*Goal of the exercise*
Take the listing and print it in full, exactly as given.

↓↓↓

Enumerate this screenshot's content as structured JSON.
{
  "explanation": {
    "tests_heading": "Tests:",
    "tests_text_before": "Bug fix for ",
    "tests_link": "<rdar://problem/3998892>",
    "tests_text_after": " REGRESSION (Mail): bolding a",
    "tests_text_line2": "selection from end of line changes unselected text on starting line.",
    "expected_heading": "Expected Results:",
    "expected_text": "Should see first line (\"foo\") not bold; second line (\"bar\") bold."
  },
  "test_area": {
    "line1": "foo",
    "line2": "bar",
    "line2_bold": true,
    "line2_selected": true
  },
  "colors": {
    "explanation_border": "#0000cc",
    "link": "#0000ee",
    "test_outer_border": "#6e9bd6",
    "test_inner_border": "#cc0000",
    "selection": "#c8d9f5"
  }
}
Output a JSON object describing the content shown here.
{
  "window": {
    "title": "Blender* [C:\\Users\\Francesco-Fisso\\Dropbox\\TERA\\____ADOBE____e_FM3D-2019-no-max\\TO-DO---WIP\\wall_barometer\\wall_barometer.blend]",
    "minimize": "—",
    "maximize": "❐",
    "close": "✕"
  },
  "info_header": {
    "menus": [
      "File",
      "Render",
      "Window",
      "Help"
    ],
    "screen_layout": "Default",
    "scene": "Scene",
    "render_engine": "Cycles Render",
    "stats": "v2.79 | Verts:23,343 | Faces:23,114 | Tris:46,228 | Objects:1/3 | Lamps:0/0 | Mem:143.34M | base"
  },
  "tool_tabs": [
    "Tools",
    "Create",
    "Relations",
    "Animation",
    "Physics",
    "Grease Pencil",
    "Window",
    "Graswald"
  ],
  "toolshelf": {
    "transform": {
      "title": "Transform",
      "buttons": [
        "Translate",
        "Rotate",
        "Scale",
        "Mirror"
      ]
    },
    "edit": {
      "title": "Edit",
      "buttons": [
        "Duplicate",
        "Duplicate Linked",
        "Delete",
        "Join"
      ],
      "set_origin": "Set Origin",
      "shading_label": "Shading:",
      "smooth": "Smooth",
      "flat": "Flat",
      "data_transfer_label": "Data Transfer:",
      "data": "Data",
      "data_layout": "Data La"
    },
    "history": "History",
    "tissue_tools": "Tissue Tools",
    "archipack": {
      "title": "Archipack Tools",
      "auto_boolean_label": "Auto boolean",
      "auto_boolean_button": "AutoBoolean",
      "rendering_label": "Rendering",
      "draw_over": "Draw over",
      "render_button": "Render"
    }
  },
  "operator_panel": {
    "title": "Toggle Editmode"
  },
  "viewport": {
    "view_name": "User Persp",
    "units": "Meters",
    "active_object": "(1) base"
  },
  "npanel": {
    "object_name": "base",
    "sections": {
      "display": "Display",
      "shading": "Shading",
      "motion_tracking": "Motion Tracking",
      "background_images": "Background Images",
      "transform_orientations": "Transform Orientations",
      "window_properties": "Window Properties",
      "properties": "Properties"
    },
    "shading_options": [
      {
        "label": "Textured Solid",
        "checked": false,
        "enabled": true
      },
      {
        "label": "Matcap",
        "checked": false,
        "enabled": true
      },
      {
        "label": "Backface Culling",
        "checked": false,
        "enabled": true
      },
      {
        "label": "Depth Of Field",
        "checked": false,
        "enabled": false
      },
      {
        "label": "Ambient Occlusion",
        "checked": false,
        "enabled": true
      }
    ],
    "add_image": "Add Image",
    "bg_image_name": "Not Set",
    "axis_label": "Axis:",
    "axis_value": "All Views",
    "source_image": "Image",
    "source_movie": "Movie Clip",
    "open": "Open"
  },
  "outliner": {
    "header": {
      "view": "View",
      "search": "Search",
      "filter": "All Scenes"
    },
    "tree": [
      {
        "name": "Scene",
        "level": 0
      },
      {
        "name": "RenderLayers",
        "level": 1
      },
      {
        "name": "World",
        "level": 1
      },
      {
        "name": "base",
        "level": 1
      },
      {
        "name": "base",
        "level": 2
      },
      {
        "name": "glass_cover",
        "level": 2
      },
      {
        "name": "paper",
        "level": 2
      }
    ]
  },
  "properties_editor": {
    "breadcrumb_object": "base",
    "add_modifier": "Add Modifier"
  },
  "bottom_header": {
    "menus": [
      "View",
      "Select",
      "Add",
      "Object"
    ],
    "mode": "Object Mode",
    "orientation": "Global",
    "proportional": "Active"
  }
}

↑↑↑

*Solution for this exercise*
Enumerate this screenshot's content as structured JSON.
{
  "explanation": {
    "tests_heading": "Tests:",
    "tests_text_before": "Bug fix for ",
    "tests_link": "<rdar://problem/3998892>",
    "tests_text_after": " REGRESSION (Mail): bolding a",
    "tests_text_line2": "selection from end of line changes unselected text on starting line.",
    "expected_heading": "Expected Results:",
    "expected_text": "Should see first line (\"foo\") not bold; second line (\"bar\") bold."
  },
  "test_area": {
    "line1": "foo",
    "line2": "bar",
    "line2_bold": true,
    "line2_selected": true
  },
  "colors": {
    "explanation_border": "#0000cc",
    "link": "#0000ee",
    "test_outer_border": "#6e9bd6",
    "test_inner_border": "#cc0000",
    "selection": "#c8d9f5"
  }
}
Output a JSON object describing the content shown here.
{
  "window": {
    "title": "Blender* [C:\\Users\\Francesco-Fisso\\Dropbox\\TERA\\____ADOBE____e_FM3D-2019-no-max\\TO-DO---WIP\\wall_barometer\\wall_barometer.blend]",
    "minimize": "—",
    "maximize": "❐",
    "close": "✕"
  },
  "info_header": {
    "menus": [
      "File",
      "Render",
      "Window",
      "Help"
    ],
    "screen_layout": "Default",
    "scene": "Scene",
    "render_engine": "Cycles Render",
    "stats": "v2.79 | Verts:23,343 | Faces:23,114 | Tris:46,228 | Objects:1/3 | Lamps:0/0 | Mem:143.34M | base"
  },
  "tool_tabs": [
    "Tools",
    "Create",
    "Relations",
    "Animation",
    "Physics",
    "Grease Pencil",
    "Window",
    "Graswald"
  ],
  "toolshelf": {
    "transform": {
      "title": "Transform",
      "buttons": [
        "Translate",
        "Rotate",
        "Scale",
        "Mirror"
      ]
    },
    "edit": {
      "title": "Edit",
      "buttons": [
        "Duplicate",
        "Duplicate Linked",
        "Delete",
        "Join"
      ],
      "set_origin": "Set Origin",
      "shading_label": "Shading:",
      "smooth": "Smooth",
      "flat": "Flat",
      "data_transfer_label": "Data Transfer:",
      "data": "Data",
      "data_layout": "Data La"
    },
    "history": "History",
    "tissue_tools": "Tissue Tools",
    "archipack": {
      "title": "Archipack Tools",
      "auto_boolean_label": "Auto boolean",
      "auto_boolean_button": "AutoBoolean",
      "rendering_label": "Rendering",
      "draw_over": "Draw over",
      "render_button": "Render"
    }
  },
  "operator_panel": {
    "title": "Toggle Editmode"
  },
  "viewport": {
    "view_name": "User Persp",
    "units": "Meters",
    "active_object": "(1) base"
  },
  "npanel": {
    "object_name": "base",
    "sections": {
      "display": "Display",
      "shading": "Shading",
      "motion_tracking": "Motion Tracking",
      "background_images": "Background Images",
      "transform_orientations": "Transform Orientations",
      "window_properties": "Window Properties",
      "properties": "Properties"
    },
    "shading_options": [
      {
        "label": "Textured Solid",
        "checked": false,
        "enabled": true
      },
      {
        "label": "Matcap",
        "checked": false,
        "enabled": true
      },
      {
        "label": "Backface Culling",
        "checked": false,
        "enabled": true
      },
      {
        "label": "Depth Of Field",
        "checked": false,
        "enabled": false
      },
      {
        "label": "Ambient Occlusion",
        "checked": false,
        "enabled": true
      }
    ],
    "add_image": "Add Image",
    "bg_image_name": "Not Set",
    "axis_label": "Axis:",
    "axis_value": "All Views",
    "source_image": "Image",
    "source_movie": "Movie Clip",
    "open": "Open"
  },
  "outliner": {
    "header": {
      "view": "View",
      "search": "Search",
      "filter": "All Scenes"
    },
    "tree": [
      {
        "name": "Scene",
        "level": 0
      },
      {
        "name": "RenderLayers",
        "level": 1
      },
      {
        "name": "World",
        "level": 1
      },
      {
        "name": "base",
        "level": 1
      },
      {
        "name": "base",
        "level": 2
      },
      {
        "name": "glass_cover",
        "level": 2
      },
      {
        "name": "paper",
        "level": 2
      }
    ]
  },
  "properties_editor": {
    "breadcrumb_object": "base",
    "add_modifier": "Add Modifier"
  },
  "bottom_header": {
    "menus": [
      "View",
      "Select",
      "Add",
      "Object"
    ],
    "mode": "Object Mode",
    "orientation": "Global",
    "proportional": "Active"
  }
}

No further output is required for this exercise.